Abstract. We analyzed impacts of the 2014‐15 Pacific Warm Anomaly and 2015‐16 El Niño on physical and biogeochemical variables at two southern California Current System moorings (CCE2, nearshore upwelling off Point Conception; CCE1, offshore California Current). Nitrate and Chl‐a fluorescence were < 1 μM and < 1 Standardized Fluorescence Unit, respectively, at CCE2 for the entire durations of the Warm Anomaly and El Niño, the two longest periods of such low values in our timeseries. Negative nitrate and Chl‐a anomalies at CCE2 were interrupted briefly by upwelling conditions in spring 2015. Near‐surface temperature anomalies appeared simultaneously at both moorings in spring 2014, indicating region‐wide onset of Warm Anomaly temperatures, although sustained negative nitrate and Chl‐a anomalies only occurred offshore at CCE1 during El Niño (summer 2015‐spring 2016). Warm Anomaly temperature changes were expressed more strongly in near‐surface (< 40 m) than subsurface (75 m) waters at both moorings, while El Niño produced comparable temperature anomalies at near‐surface and subsurface depths. Nearshore Ωaragonite at 76 m showed notably fewer undersaturation events during both warm periods, suggesting an environment more conducive to calcifying organisms. Planktonic calcifying molluscs (pteropods and heteropods) increased markedly in springs 2014 and 2016 and remained modestly elevated in spring 2015. Moorings provide high‐frequency measurements essential for resolving the onset timing of anomalous conditions and frequency and duration of short‐term (days‐to‐weeks) perturbations (reduced nitrate, aragonite undersaturation events) that can affect marine organisms.
Plain Language Summary. The 2014‐16 Pacific Warm Anomaly‐El Niño sequence significantly changed ocean conditions in the California Current System (CCS), but impacts of these anomalies on nutrients, chlorophyll‐a, and pH, and comparisons to past El Niño events, have not been well described. We examined nine years (2010‐2018) of data from two ocean moorings that provide hourly measurements at fixed locations in the southern CCS, allowing us to determine both sub‐seasonal and multi‐year ecosystem changes. We found that nitrate (important for primary production) and chlorophyll‐a were anomalously low in nearshore waters throughout the Warm Anomaly and El Niño, suggesting nutrient delivery to the surface ocean was reduced.

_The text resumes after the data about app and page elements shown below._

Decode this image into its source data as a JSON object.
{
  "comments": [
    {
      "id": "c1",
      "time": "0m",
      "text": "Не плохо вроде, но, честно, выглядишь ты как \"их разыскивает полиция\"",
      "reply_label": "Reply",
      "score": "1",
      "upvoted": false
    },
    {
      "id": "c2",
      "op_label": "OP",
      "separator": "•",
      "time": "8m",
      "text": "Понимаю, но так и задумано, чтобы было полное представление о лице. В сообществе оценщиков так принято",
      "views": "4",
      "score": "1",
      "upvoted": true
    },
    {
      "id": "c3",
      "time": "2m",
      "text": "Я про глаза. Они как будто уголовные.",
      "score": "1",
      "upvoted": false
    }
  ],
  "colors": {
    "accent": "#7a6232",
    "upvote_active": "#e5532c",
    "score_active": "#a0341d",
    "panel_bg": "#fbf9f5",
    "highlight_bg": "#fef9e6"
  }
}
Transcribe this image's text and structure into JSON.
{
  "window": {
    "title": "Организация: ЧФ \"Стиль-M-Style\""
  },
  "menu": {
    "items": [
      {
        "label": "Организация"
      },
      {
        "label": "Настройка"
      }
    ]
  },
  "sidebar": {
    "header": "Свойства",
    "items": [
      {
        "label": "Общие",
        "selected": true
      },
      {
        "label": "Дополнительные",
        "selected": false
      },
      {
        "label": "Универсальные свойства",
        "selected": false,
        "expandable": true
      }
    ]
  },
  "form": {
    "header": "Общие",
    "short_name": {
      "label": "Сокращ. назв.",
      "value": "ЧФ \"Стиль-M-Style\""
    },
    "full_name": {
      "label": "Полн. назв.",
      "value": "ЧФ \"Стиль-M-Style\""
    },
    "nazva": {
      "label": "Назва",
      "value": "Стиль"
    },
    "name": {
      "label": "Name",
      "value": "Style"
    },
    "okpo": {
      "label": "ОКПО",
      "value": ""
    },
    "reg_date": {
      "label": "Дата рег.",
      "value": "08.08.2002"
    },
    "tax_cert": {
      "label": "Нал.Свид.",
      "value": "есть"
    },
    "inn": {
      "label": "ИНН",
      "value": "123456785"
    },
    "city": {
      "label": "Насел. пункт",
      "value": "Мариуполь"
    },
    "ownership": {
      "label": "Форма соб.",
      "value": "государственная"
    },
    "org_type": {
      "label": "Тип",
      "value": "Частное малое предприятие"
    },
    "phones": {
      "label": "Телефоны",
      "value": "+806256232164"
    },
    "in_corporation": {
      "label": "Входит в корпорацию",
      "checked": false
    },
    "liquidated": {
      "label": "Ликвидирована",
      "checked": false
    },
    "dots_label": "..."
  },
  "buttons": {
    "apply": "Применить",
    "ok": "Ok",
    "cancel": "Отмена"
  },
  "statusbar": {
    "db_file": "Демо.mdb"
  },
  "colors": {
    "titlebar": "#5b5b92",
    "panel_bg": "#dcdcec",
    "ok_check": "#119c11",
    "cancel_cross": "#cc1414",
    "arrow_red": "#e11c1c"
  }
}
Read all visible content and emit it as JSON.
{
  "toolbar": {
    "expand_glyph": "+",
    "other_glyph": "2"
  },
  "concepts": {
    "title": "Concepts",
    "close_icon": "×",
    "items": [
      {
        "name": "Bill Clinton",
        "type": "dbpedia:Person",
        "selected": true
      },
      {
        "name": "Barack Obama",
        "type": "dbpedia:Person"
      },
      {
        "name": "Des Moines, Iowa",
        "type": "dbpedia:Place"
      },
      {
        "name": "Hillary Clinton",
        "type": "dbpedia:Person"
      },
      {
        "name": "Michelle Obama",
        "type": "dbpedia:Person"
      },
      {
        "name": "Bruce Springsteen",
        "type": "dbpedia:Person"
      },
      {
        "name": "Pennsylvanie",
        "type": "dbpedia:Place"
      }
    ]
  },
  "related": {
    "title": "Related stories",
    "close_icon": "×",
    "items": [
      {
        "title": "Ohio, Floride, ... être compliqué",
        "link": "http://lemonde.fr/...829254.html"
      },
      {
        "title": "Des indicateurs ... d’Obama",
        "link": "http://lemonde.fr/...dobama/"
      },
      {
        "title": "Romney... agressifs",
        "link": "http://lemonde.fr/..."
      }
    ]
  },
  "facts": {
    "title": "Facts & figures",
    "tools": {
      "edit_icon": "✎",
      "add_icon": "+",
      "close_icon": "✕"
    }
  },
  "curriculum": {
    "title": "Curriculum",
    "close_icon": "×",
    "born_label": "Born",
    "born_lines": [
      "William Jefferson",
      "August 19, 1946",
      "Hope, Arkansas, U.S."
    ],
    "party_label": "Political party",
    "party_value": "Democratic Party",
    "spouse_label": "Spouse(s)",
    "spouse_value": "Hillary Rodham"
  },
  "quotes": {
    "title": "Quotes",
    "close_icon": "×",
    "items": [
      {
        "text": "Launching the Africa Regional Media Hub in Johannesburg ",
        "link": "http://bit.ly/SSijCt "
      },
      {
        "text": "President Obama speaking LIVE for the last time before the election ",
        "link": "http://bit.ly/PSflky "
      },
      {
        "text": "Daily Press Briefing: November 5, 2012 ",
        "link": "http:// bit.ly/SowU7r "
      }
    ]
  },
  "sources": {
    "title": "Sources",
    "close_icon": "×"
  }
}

The Warm Anomaly and El Niño both produced anomalously warm shallow temperatures, but only El Niño produced significantly warmer waters below 50 m depth. Aragonite, a carbonate mineral important for shell production in calcifying marine organisms, showed elevated saturation state during both the Warm Anomaly and El Niño, suggesting the two anomalous periods produced favorable calcification conditions. Planktonic shelled molluscs, a key component of the oceanic food web, increased during both the Warm Anomaly and El Niño. Our findings may help predict impacts of future anomalies on nutrient availability and biological responses in the California Current System.